- WHAT YOU SHOULD DO:
Find the string "settings" in the records. Copy each line that has it.

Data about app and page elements
○ ○ ○ ○
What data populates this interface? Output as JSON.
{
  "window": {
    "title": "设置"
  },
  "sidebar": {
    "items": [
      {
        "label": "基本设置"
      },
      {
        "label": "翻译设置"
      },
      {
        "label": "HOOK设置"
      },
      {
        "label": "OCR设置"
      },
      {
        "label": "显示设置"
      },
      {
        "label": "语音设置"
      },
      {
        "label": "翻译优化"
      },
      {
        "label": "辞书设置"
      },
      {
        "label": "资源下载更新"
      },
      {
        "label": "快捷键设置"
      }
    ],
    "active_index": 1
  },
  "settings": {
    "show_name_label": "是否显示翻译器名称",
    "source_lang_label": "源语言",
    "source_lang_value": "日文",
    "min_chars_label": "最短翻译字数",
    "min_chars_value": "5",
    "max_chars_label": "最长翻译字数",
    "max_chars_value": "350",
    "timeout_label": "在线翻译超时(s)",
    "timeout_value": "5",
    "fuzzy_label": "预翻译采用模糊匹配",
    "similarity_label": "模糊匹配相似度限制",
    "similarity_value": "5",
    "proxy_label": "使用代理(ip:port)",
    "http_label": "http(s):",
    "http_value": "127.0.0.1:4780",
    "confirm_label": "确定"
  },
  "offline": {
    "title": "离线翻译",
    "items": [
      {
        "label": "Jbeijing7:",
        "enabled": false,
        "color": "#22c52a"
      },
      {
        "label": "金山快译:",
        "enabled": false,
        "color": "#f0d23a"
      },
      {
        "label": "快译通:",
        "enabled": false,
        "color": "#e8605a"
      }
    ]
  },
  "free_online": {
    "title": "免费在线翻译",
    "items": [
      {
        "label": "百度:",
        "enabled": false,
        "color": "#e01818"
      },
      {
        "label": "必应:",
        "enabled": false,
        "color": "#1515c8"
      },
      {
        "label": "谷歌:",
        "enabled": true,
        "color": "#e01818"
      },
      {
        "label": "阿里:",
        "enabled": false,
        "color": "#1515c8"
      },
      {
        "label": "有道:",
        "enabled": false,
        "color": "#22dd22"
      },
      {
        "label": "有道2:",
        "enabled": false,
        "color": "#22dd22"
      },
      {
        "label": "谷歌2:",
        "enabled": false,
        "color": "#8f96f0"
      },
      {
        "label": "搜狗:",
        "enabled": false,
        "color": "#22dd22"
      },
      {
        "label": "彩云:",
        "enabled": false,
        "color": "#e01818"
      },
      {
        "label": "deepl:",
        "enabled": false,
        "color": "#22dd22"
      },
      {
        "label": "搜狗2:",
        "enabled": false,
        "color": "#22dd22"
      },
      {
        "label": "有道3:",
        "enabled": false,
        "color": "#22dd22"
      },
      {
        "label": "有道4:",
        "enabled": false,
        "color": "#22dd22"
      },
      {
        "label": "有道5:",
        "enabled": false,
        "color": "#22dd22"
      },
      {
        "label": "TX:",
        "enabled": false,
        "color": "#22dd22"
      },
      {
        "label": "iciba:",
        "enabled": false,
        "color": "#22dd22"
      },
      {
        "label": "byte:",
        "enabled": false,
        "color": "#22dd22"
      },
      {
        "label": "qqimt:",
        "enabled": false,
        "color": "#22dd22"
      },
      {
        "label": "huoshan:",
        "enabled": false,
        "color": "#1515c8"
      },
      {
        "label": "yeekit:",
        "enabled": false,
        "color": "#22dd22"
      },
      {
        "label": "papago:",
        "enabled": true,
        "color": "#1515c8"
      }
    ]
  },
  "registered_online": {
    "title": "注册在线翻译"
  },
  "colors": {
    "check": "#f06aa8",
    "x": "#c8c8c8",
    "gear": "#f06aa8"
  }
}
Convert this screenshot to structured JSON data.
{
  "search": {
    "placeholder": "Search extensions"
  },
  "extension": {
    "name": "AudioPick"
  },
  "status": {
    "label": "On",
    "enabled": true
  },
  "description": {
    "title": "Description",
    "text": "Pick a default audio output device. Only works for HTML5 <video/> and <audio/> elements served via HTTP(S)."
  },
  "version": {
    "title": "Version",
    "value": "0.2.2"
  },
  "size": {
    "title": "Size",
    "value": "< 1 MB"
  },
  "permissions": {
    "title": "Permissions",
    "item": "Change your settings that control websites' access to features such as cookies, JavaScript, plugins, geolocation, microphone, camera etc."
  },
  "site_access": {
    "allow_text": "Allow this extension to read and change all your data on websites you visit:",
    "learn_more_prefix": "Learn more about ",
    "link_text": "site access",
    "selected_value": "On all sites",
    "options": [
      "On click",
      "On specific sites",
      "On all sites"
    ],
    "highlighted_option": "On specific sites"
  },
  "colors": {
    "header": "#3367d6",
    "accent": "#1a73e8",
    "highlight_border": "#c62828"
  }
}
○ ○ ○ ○
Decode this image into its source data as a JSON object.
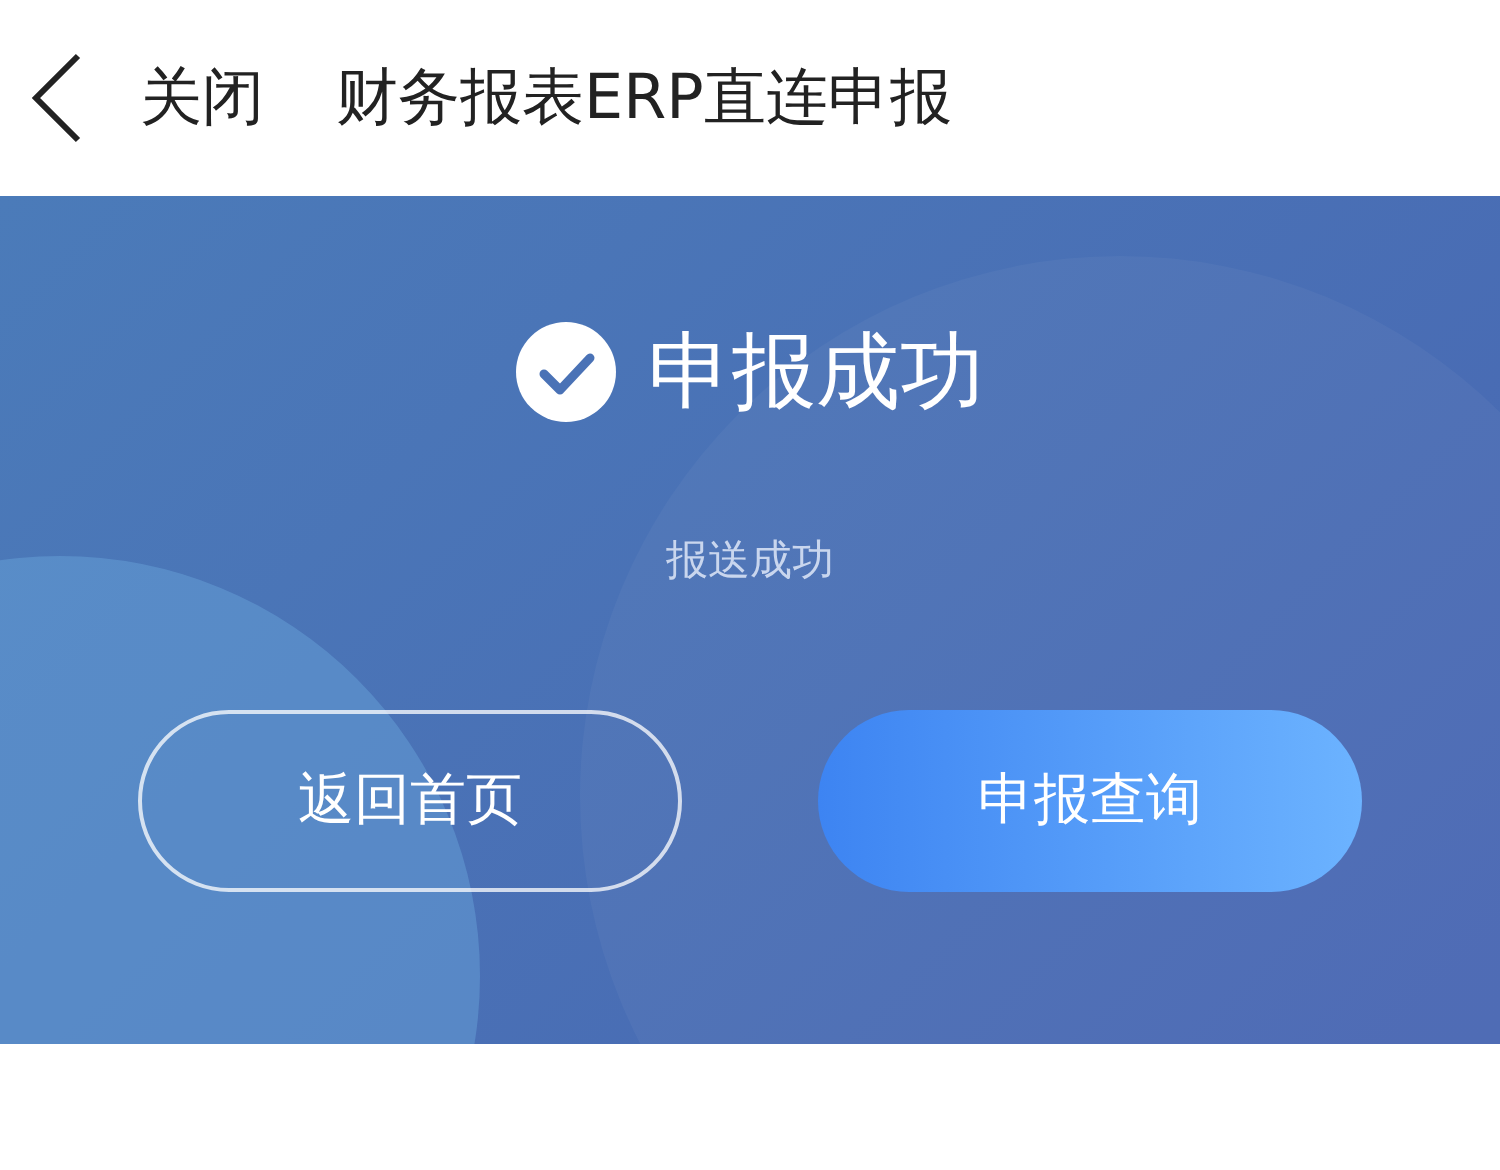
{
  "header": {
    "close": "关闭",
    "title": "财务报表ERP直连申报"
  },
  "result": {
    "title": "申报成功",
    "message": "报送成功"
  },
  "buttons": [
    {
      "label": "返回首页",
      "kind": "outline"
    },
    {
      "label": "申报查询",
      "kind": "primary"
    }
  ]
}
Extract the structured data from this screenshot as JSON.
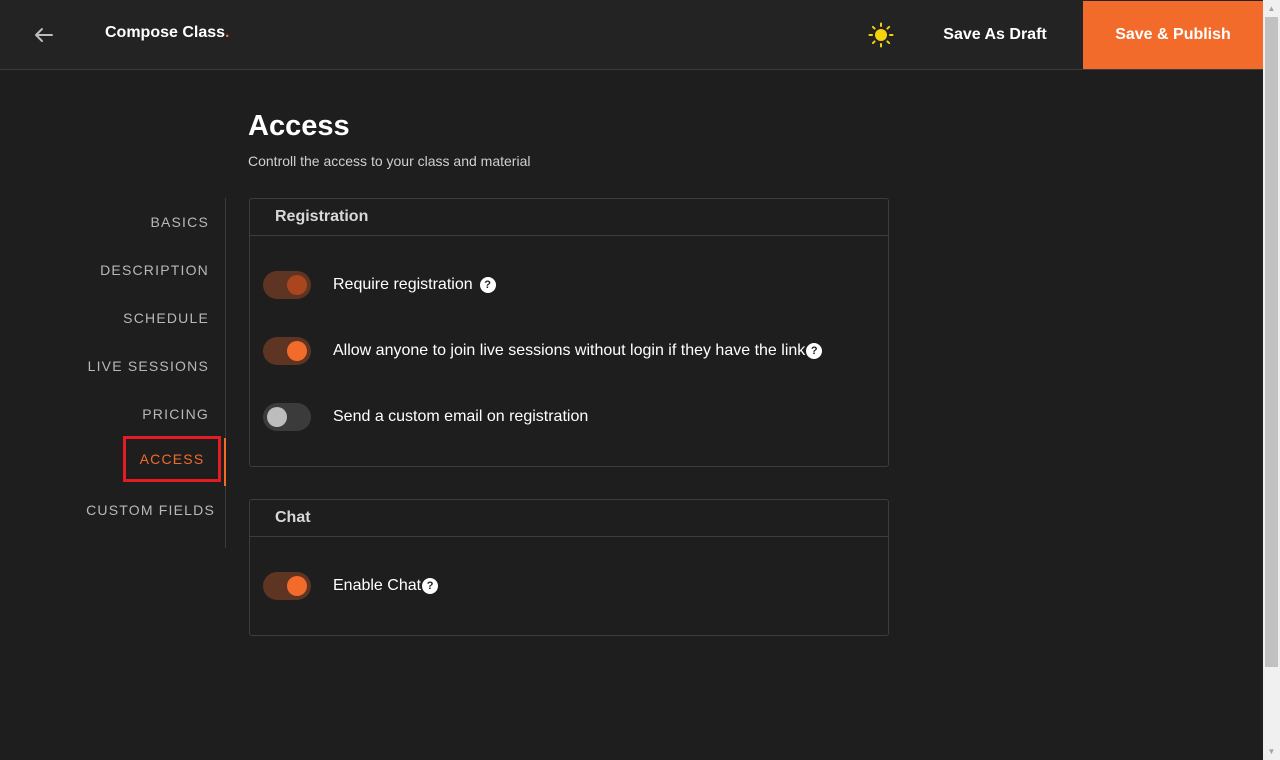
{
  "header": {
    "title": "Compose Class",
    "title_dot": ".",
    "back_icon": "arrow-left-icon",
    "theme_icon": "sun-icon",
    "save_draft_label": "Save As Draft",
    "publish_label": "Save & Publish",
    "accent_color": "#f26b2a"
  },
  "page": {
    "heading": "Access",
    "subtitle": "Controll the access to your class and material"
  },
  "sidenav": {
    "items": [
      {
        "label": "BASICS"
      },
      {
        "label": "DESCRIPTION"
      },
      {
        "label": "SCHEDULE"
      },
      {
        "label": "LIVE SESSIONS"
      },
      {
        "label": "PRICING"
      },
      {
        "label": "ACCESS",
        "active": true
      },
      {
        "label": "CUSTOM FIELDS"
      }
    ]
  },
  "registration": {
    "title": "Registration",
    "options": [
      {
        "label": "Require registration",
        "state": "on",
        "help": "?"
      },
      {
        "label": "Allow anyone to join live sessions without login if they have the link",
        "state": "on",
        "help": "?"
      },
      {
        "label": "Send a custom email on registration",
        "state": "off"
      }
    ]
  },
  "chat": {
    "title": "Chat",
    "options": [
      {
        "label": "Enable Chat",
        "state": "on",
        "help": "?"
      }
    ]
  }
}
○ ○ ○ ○
- TASK SOLUTION:
  "settings": {
    "item": "Change your settings that control websites' access to features such as cookies, JavaScript, plugins, geolocation, microphone, camera etc."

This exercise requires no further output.